- 54 percent employees did not feel comfortable reporting dishonest or unfair practices to human resources or management
- 69 percent employees felt it was safer to remain silent about their workplace stress
Supervisor communication style: Only 50 percent employees felt they received the necessary guidance from their supervisors to deliver work efficiently and that brought down their confidence/morale and motivation. Supervisor communication style lays the very foundation of approach and contact for any employee to reach out to the supervisor for conversations related to deliverables, work environment, capabilities and factors impacting work. If an employee does not sense a level of comfort, he/she will refrain from speaking up about any ethical issues or opening up about personal issues that might be impacting his/her work.

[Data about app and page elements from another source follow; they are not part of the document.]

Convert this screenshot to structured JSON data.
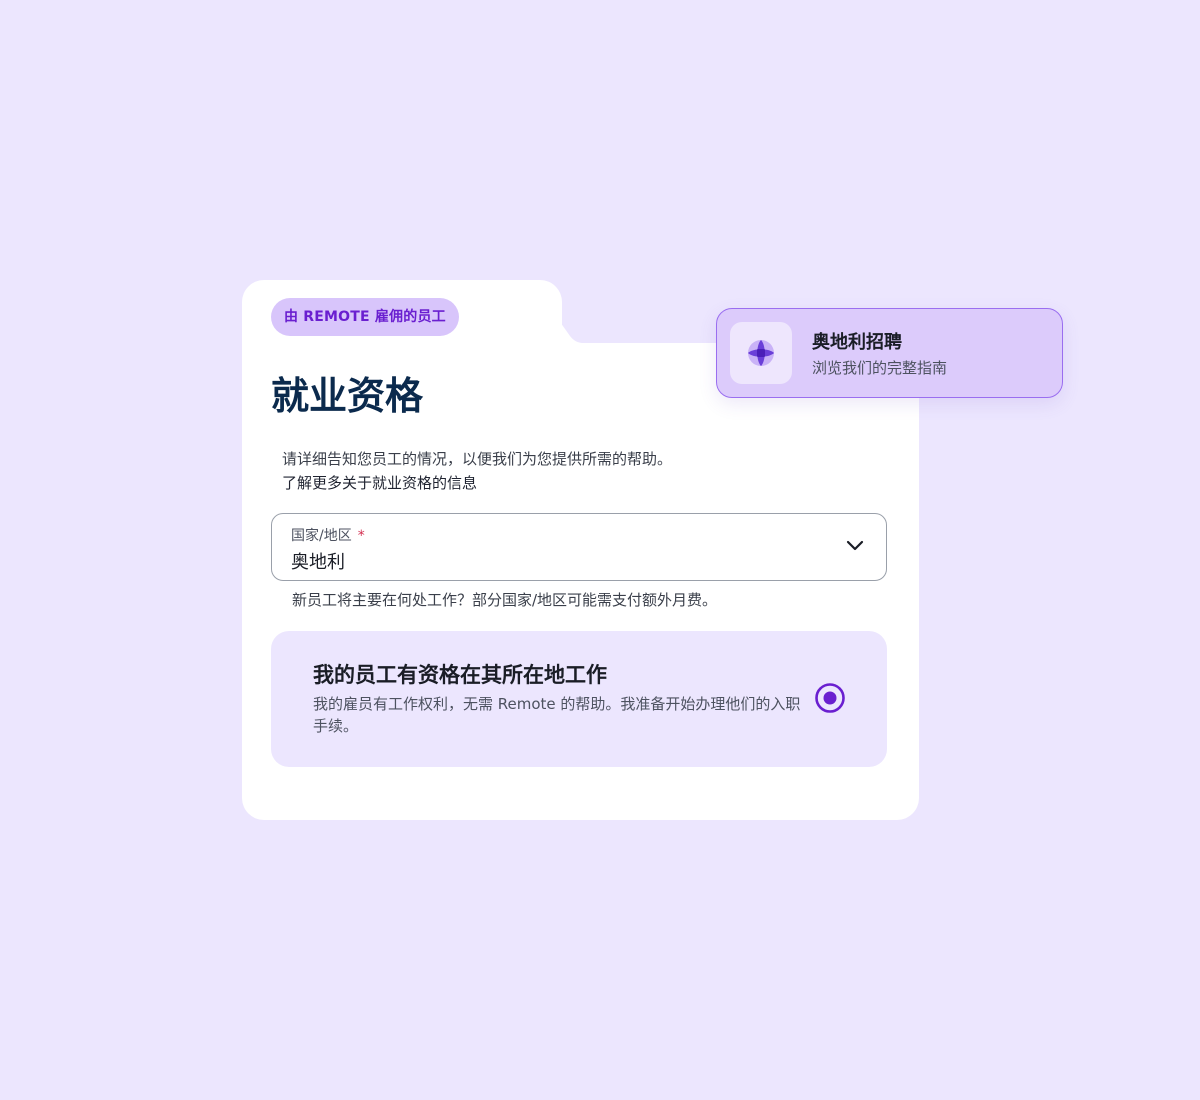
{
  "badge": {
    "label": "由 REMOTE 雇佣的员工"
  },
  "page": {
    "title": "就业资格",
    "description": "请详细告知您员工的情况，以便我们为您提供所需的帮助。",
    "learn_more_link": "了解更多关于就业资格的信息"
  },
  "country_field": {
    "label": "国家/地区",
    "required_marker": "*",
    "value": "奥地利",
    "helper_text": "新员工将主要在何处工作？部分国家/地区可能需支付额外月费。"
  },
  "option": {
    "title": "我的员工有资格在其所在地工作",
    "description": "我的雇员有工作权利，无需 Remote 的帮助。我准备开始办理他们的入职手续。",
    "selected": true
  },
  "promo": {
    "title": "奥地利招聘",
    "subtitle": "浏览我们的完整指南",
    "icon": "globe-icon"
  },
  "colors": {
    "background": "#ece6fe",
    "accent": "#6a1fd0",
    "title": "#0b2a4d",
    "promo_border": "#9a6ef0"
  }
}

Culture of safe and open communication: A disturbing 66 percent employees stated that workplace issues negatively affect their sleep, with over 50 percent admitting they engage in unhealthy behaviours (drugs, drinking, etc.) to cope with workplace stress. If employees feel the need to remain silent about issues (professional/personal), it can lead to creation of an unhealthy and unsafe work environment with a negative impact on productivity and a rise in turnover.
Healthy workplace practices recommended by WHO
Article 27 of The UN Convention on the Rights of Persons with Disabilities (CRPD) lays down a legally-binding global framework for safeguarding and promoting the rights of people with disabilities (including psychosocial disabilities). It specifies that every individual with a disability has the right to work, right to be treated equally, should not be discriminated against, and should be provided with needed support in the workplace. However, despite several efforts made to highlight the criticality of such health concerns, any individual who openly speaks up about fighting a mental illness becomes exposed to face discrimination in his/her personal, professional and social circle.
Given the right treatment, individuals suffering from mental health disorders, have a high chance of recovery and can get back to their full potential. Although several organizations around the globe have initiated programs to promote mental health, more work needs to be put in creating a culture that fosters trust and provides a safe space for individuals to openly share how they feel/what they are going through. It is time to prioritize mental health and actively engage with individuals enabling them to revive their mental strength.